> **Your task**
From the data below, copy each line that includes the word "Parameter".
── Task inputs
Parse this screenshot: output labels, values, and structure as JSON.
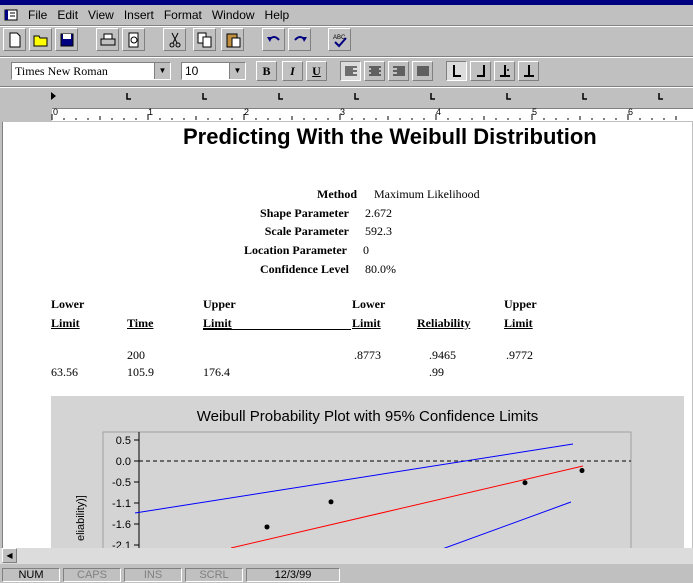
{
  "menu": [
    "File",
    "Edit",
    "View",
    "Insert",
    "Format",
    "Window",
    "Help"
  ],
  "format": {
    "font": "Times New Roman",
    "size": "10",
    "bold": "B",
    "italic": "I",
    "underline": "U"
  },
  "ruler_numbers": [
    "0",
    "1",
    "2",
    "3",
    "4",
    "5",
    "6"
  ],
  "document": {
    "title": "Predicting With the Weibull Distribution",
    "params": [
      {
        "label": "Method",
        "value": "Maximum Likelihood"
      },
      {
        "label": "Shape Parameter",
        "value": "2.672"
      },
      {
        "label": "Scale Parameter",
        "value": "592.3"
      },
      {
        "label": "Location Parameter",
        "value": "0"
      },
      {
        "label": "Confidence Level",
        "value": "80.0%"
      }
    ],
    "table": {
      "top_headers": [
        "Lower",
        "Upper",
        "Lower",
        "Upper"
      ],
      "bottom_headers": [
        "Limit",
        "Time",
        "Limit",
        "Limit",
        "Reliability",
        "Limit"
      ],
      "rows": [
        [
          "",
          "200",
          "",
          ".8773",
          ".9465",
          ".9772"
        ],
        [
          "63.56",
          "105.9",
          "176.4",
          "",
          ".99",
          ""
        ]
      ]
    }
  },
  "chart_data": {
    "type": "scatter",
    "title": "Weibull Probability Plot with 95% Confidence Limits",
    "ylabel": "eliability)]",
    "y_ticks": [
      "0.5",
      "0.0",
      "-0.5",
      "-1.1",
      "-1.6",
      "-2.1"
    ],
    "y_tick_values": [
      0.5,
      0.0,
      -0.55,
      -1.1,
      -1.6,
      -2.1
    ],
    "reference_line_y": 0.0,
    "points": [
      {
        "y": -1.67
      },
      {
        "y": -1.07
      },
      {
        "y": -0.57
      },
      {
        "y": -0.25
      }
    ],
    "series": [
      {
        "color": "#0000ff"
      },
      {
        "color": "#ff0000"
      },
      {
        "color": "#0000ff"
      }
    ]
  },
  "status": {
    "num": "NUM",
    "caps": "CAPS",
    "ins": "INS",
    "scrl": "SCRL",
    "date": "12/3/99"
  }
}
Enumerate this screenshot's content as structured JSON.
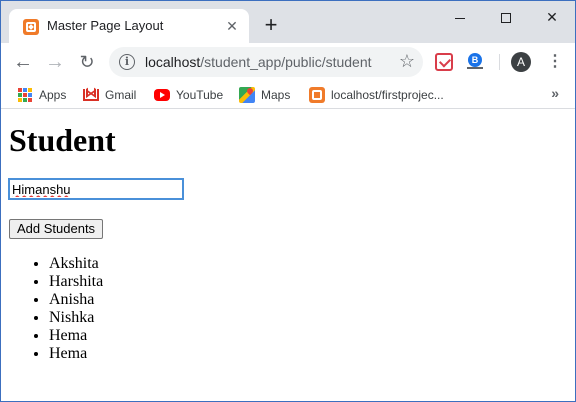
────
> **Exercise output**
        "label": "Shape Parameter",
        "label": "Scale Parameter",
        "label": "Location Parameter",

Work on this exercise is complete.